▶ [Work instructions] Among the entries, find each line that includes the string "configuration" and list it.

━━━━━ Material shown

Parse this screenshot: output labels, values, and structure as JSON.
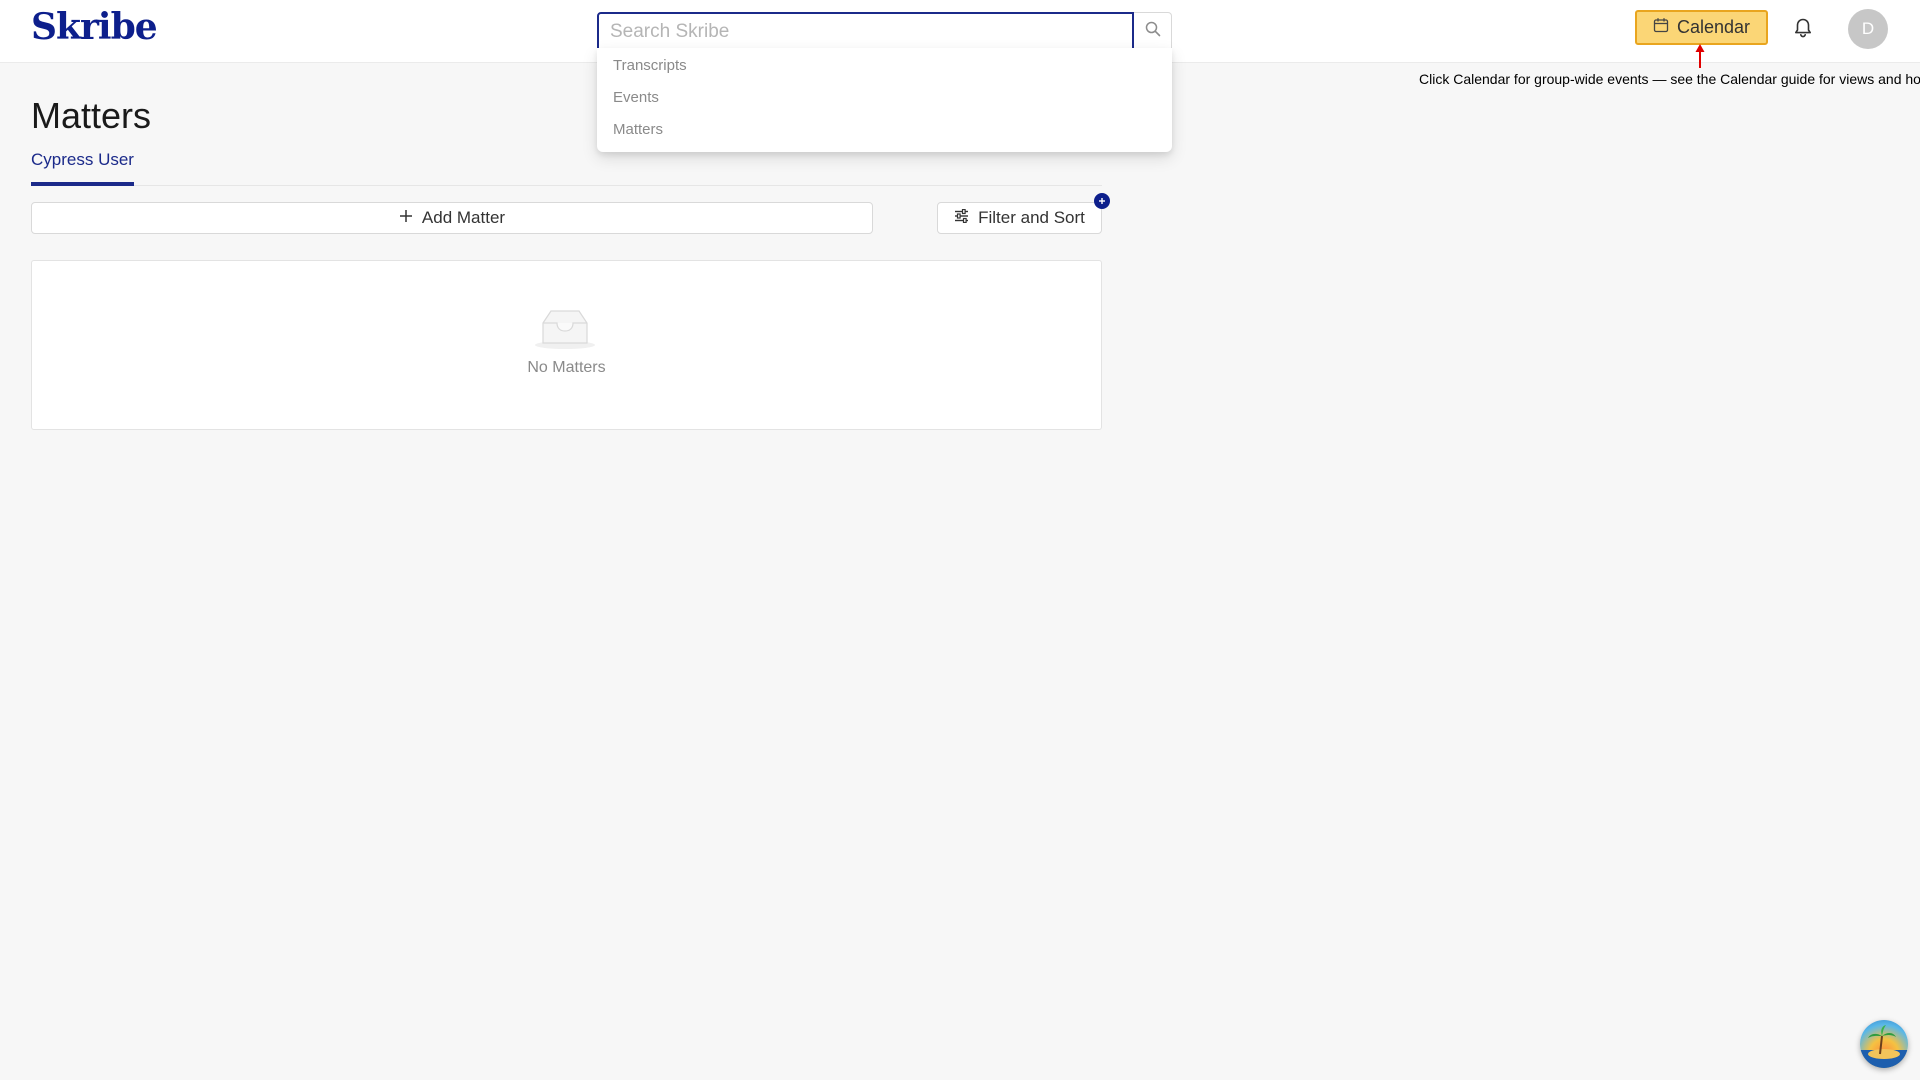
{
  "app": {
    "logo_text": "Skribe"
  },
  "search": {
    "placeholder": "Search Skribe",
    "value": "",
    "suggestions": [
      "Transcripts",
      "Events",
      "Matters"
    ]
  },
  "header": {
    "calendar_label": "Calendar",
    "hint_text": "Click Calendar for group-wide events — see the Calendar guide for views and ho",
    "avatar_initial": "D"
  },
  "page": {
    "title": "Matters",
    "tabs": [
      {
        "label": "Cypress User",
        "active": true
      }
    ],
    "add_button_label": "Add Matter",
    "filter_button_label": "Filter and Sort",
    "empty_text": "No Matters"
  },
  "colors": {
    "brand": "#0d1f8c",
    "calendar_highlight": "#fbd676",
    "calendar_border": "#e9a51e",
    "hint_arrow": "#e00000"
  },
  "icons": {
    "search": "search-icon",
    "calendar": "calendar-icon",
    "bell": "bell-icon",
    "plus": "plus-icon",
    "filter": "sliders-icon",
    "empty": "inbox-icon",
    "widget": "beach-widget-icon"
  }
}
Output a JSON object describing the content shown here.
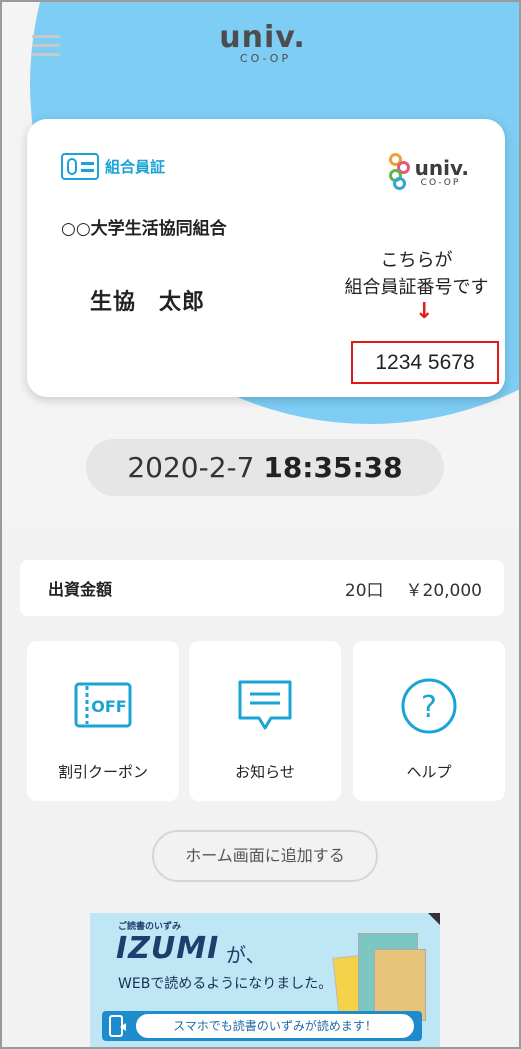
{
  "header": {
    "logo_main": "univ.",
    "logo_sub": "CO-OP"
  },
  "card": {
    "badge_label": "組合員証",
    "logo_main": "univ.",
    "logo_sub": "CO-OP",
    "organization": "○○大学生活協同組合",
    "member_name": "生協　太郎",
    "annotation_line1": "こちらが",
    "annotation_line2": "組合員証番号です",
    "arrow": "↓",
    "member_number": "1234 5678"
  },
  "datetime": {
    "date": "2020-2-7",
    "time": "18:35:38"
  },
  "investment": {
    "label": "出資金額",
    "units": "20口",
    "amount": "￥20,000"
  },
  "tiles": [
    {
      "label": "割引クーポン",
      "icon": "coupon-off-icon",
      "icon_text": "OFF"
    },
    {
      "label": "お知らせ",
      "icon": "notice-speech-bubble-icon"
    },
    {
      "label": "ヘルプ",
      "icon": "help-question-icon",
      "icon_text": "?"
    }
  ],
  "add_home_button": "ホーム画面に追加する",
  "banner": {
    "small_title": "ご読書のいずみ",
    "brand": "IZUMI",
    "ga": "が、",
    "readable_text": "WEBで読めるようになりました。",
    "strip_text": "スマホでも読書のいずみが読めます！"
  },
  "colors": {
    "accent_blue": "#1aa4d6",
    "circle_blue": "#7dcdf4",
    "highlight_red": "#e01a1a"
  }
}
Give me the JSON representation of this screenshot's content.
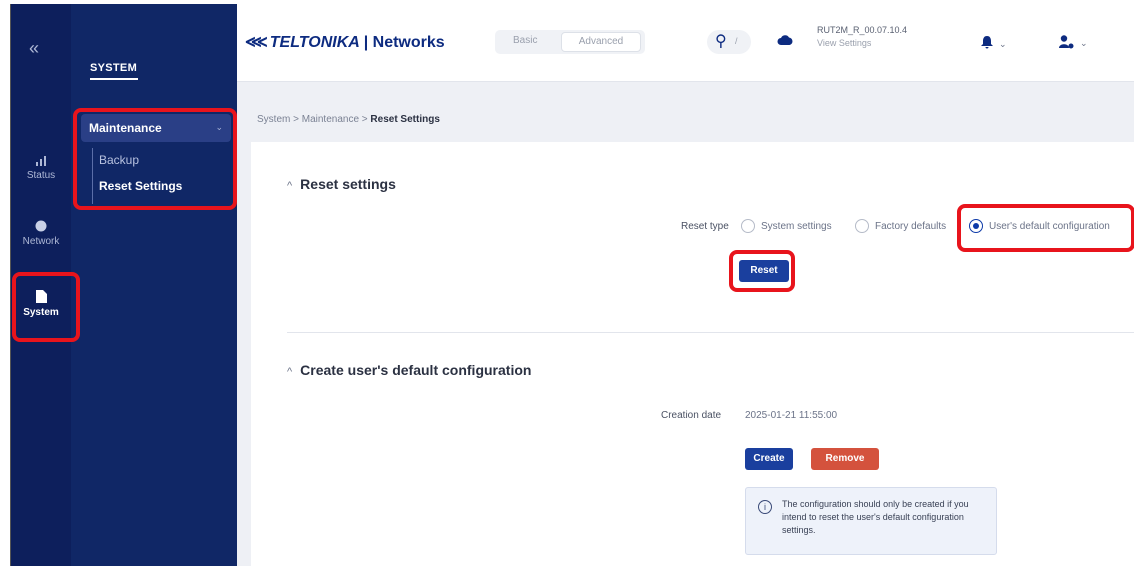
{
  "rail": {
    "collapse_icon": "double-chevron-left-icon",
    "items": [
      {
        "label": "Status",
        "icon": "signal-icon"
      },
      {
        "label": "Network",
        "icon": "globe-icon"
      },
      {
        "label": "System",
        "icon": "file-icon"
      }
    ]
  },
  "submenu": {
    "title": "SYSTEM",
    "group": "Maintenance",
    "items": [
      "Backup",
      "Reset Settings"
    ]
  },
  "topbar": {
    "logo_brand": "TELTONIKA",
    "logo_sep": "|",
    "logo_sub": "Networks",
    "mode_basic": "Basic",
    "mode_advanced": "Advanced",
    "search_key": "/",
    "firmware": "RUT2M_R_00.07.10.4",
    "view_settings": "View Settings"
  },
  "breadcrumb": {
    "items": [
      "System",
      "Maintenance"
    ],
    "sep": ">",
    "current": "Reset Settings"
  },
  "reset": {
    "title": "Reset settings",
    "type_label": "Reset type",
    "options": [
      "System settings",
      "Factory defaults",
      "User's default configuration"
    ],
    "selected_index": 2,
    "button": "Reset"
  },
  "create": {
    "title": "Create user's default configuration",
    "date_label": "Creation date",
    "date_value": "2025-01-21 11:55:00",
    "create_button": "Create",
    "remove_button": "Remove",
    "info_text": "The configuration should only be created if you intend to reset the user's default configuration settings."
  },
  "colors": {
    "rail_bg": "#0d1f5c",
    "submenu_bg": "#102766",
    "primary": "#1a3f9e",
    "danger": "#d4523d",
    "highlight": "#e8141c"
  }
}
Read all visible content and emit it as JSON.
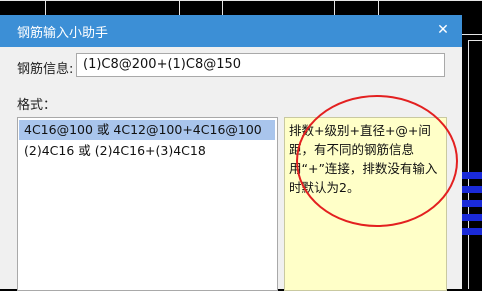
{
  "dialog": {
    "title": "钢筋输入小助手",
    "close_icon": "close-icon"
  },
  "rebar_info": {
    "label": "钢筋信息:",
    "value": "(1)C8@200+(1)C8@150"
  },
  "format": {
    "label": "格式：",
    "items": [
      {
        "text": "4C16@100 或 4C12@100+4C16@100",
        "selected": true
      },
      {
        "text": "(2)4C16 或 (2)4C16+(3)4C18",
        "selected": false
      }
    ]
  },
  "help": {
    "text": "排数+级别+直径+@+间距，有不同的钢筋信息用“+”连接，排数没有输入时默认为2。"
  },
  "colors": {
    "titlebar": "#3c8fd6",
    "selection": "#a9c5ec",
    "help_bg": "#ffffc8",
    "annotation": "#e32020"
  }
}
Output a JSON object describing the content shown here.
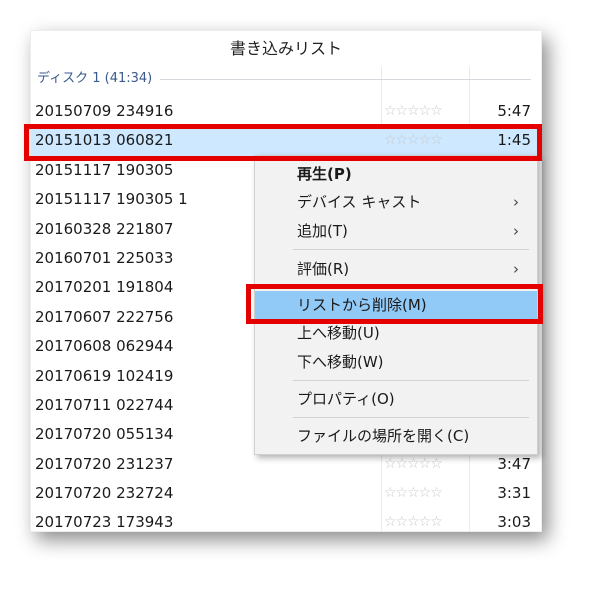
{
  "list": {
    "title": "書き込みリスト",
    "group_label": "ディスク 1 (41:34)",
    "rows": [
      {
        "name": "20150709 234916",
        "stars": "☆☆☆☆☆",
        "time": "5:47"
      },
      {
        "name": "20151013 060821",
        "stars": "☆☆☆☆☆",
        "time": "1:45"
      },
      {
        "name": "20151117 190305",
        "stars": "",
        "time": ""
      },
      {
        "name": "20151117 190305 1",
        "stars": "",
        "time": ""
      },
      {
        "name": "20160328 221807",
        "stars": "",
        "time": ""
      },
      {
        "name": "20160701 225033",
        "stars": "",
        "time": ""
      },
      {
        "name": "20170201 191804",
        "stars": "",
        "time": ""
      },
      {
        "name": "20170607 222756",
        "stars": "",
        "time": ""
      },
      {
        "name": "20170608 062944",
        "stars": "",
        "time": ""
      },
      {
        "name": "20170619 102419",
        "stars": "",
        "time": ""
      },
      {
        "name": "20170711 022744",
        "stars": "",
        "time": ""
      },
      {
        "name": "20170720 055134",
        "stars": "",
        "time": ""
      },
      {
        "name": "20170720 231237",
        "stars": "☆☆☆☆☆",
        "time": "3:47"
      },
      {
        "name": "20170720 232724",
        "stars": "☆☆☆☆☆",
        "time": "3:31"
      },
      {
        "name": "20170723 173943",
        "stars": "☆☆☆☆☆",
        "time": "3:03"
      }
    ]
  },
  "context_menu": {
    "play": "再生(P)",
    "cast": "デバイス キャスト",
    "add": "追加(T)",
    "rate": "評価(R)",
    "remove": "リストから削除(M)",
    "move_up": "上へ移動(U)",
    "move_down": "下へ移動(W)",
    "properties": "プロパティ(O)",
    "open_location": "ファイルの場所を開く(C)",
    "submenu_arrow": "›"
  },
  "colors": {
    "selection": "#cde8ff",
    "menu_highlight": "#91c9f7",
    "annotation": "#e50000"
  }
}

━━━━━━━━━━

▶ [Solution]
      "User's default configuration"
    "title": "Create user's default configuration",
    "info_text": "The configuration should only be created if you intend to reset the user's default configuration settings."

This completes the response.